Windows Phone 7 is currently (v0.9.1) one of our main target platforms we use for developing and testing our games, samples and tests. We have worked on Windows Phone 7 a bit in 2010, see our ZombieParty game released in 2010 in the first weeks after the WP7 came out, but most of our time is spend on the other platforms. While it is very easy for a .NET developer to just develop for the Windows Phone 7 (in XNA or Silverlight), your features and your code itself will get very limited to this particular platform, which is something we don't want for the Delta Engine.
Instead of just developing directly for WP7, we do all development on Windows and then try to bring everything back to WP7, iOS, Android and all the other platforms via the Build System, which usually means we need to go through a lot of extra steps, handling all the content ourselves and providing tons of fallback code for unsupported features. In the end the benefits are pretty cool, applications just work out of the box on all platforms :) Contact us on the Marketplace site if you want to deploy to WP7 (all you need is a WP7 developer account from Microsoft).
To test the Windows Phone 7 early and prevent incompatibilities, we recommend using the Delta Engine Windows XNA modules for Graphics, Multimedia and Input to get as much as possible fixed and solved on the Windows side.
Note: Performance should not be tested with the Device Emulator or in Windows, always try to get the package you get back from the Launcher onto a real device for testing.
MultiTouch in the emulator:
Sadly multitouch testing is not possible with the WP7 emulator (which is plain stupid IMO), but if works just fine if you have a Windows 7 Multitouch capable monitor. You can also use a little trick by using the MultiTouchVista project, which supports multiple mice, web cameras and Wii remotes, pretty cool stuff: http://jonas.follesoe.no/SimulatingMultitouchOnTheWindowsPhone7Emulator.aspx
Outdated (now can do 60fps with WP7 7.1 Mango update): 30 Fps cap:
From a microsoft guy (2010-10-08), but probably somewhere in the documentation as well: "Don't worry about us trying to hit 60fps, we've capped the XNA games display at 30 FPS. :)" This means we cannot achieve anything more than 30fps (since XNA just does not allow more, it seems it is also a limit the hardware developers just put in place for saving battery live and limiting the stuff the phone has to do), which is not so good for touch input, but otherwise still feels smooth.
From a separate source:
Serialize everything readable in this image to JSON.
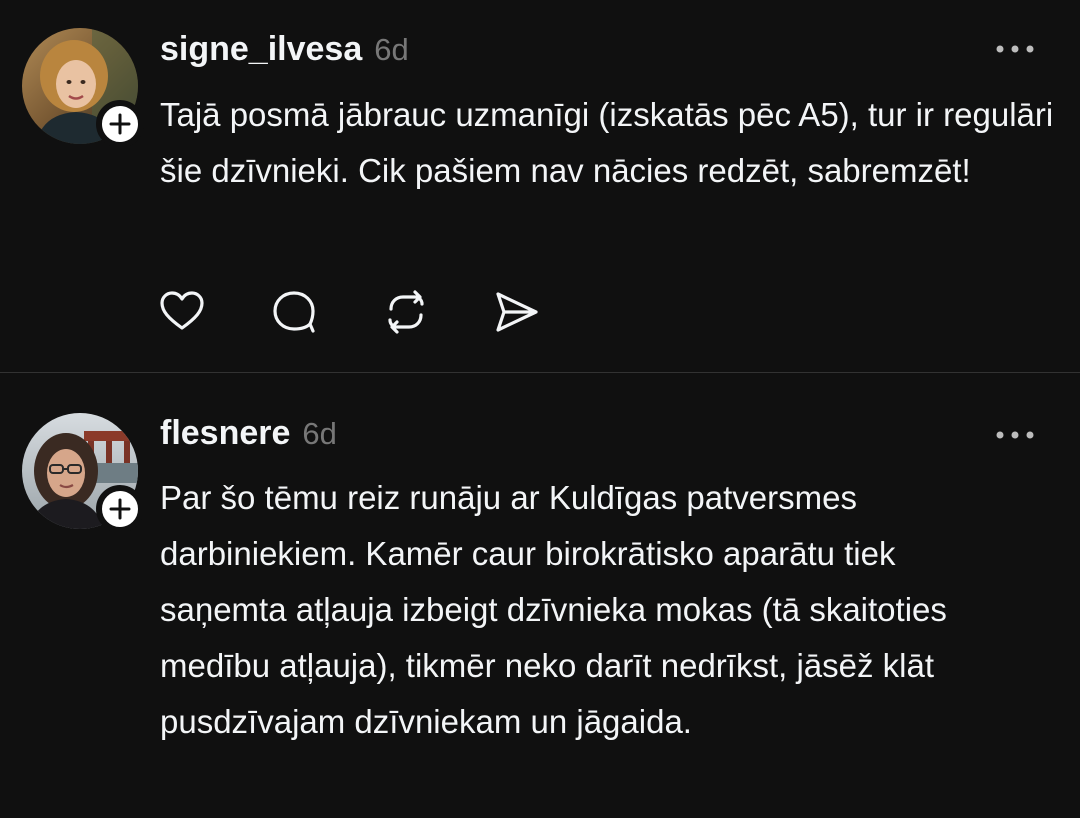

The Frame rate is 30 fps by default for Windows Phone 7. We cannot go above that on the device, it is capped at 30 fps (because of the way Microsoft has limited the specs for the hardware manufacturers and because XNA on WP7 is always limited by that 30 fps). We can go below 30 fps via Settings.Debug.LimitFramerateNumber for testing, the emulator could even handle more than 30 fps (up to 60 or 75 depending on the screen refresh vertical-sync), but that does not help us on the real device, so this engine limits the fps to 30 on WP7 as well! More information about this can be found at:
The Build System automatically converts all code that uses File.Exists or File.Open, new FileStream, etc. to FileHelper.Exists, etc. Otherwise you end up with a System.MethodAccessException every time you call some File method (Exists, open, delete, etc.). Instead use the content pipeline for content and the IsolatedStorage for settings and log stuff (see FileHelper on how that works).
Getting the current path (of the app) with e.g. "Directory.GetCurrentPath()" or "Environment.CurrentDirectory" is impossable (automatically mapped to the isolated storage via FileHelper.GetCurrentDirectory).
Note: Be aware that WP7 is tightly sandboxed, many things are not possible, including unsafe code. The Build System and Launcher will help you as much as possible and automatically provide fallback code if some feature is not supported. If you have your own code or unsupported library code, contact us in the Forum to get it sorted out: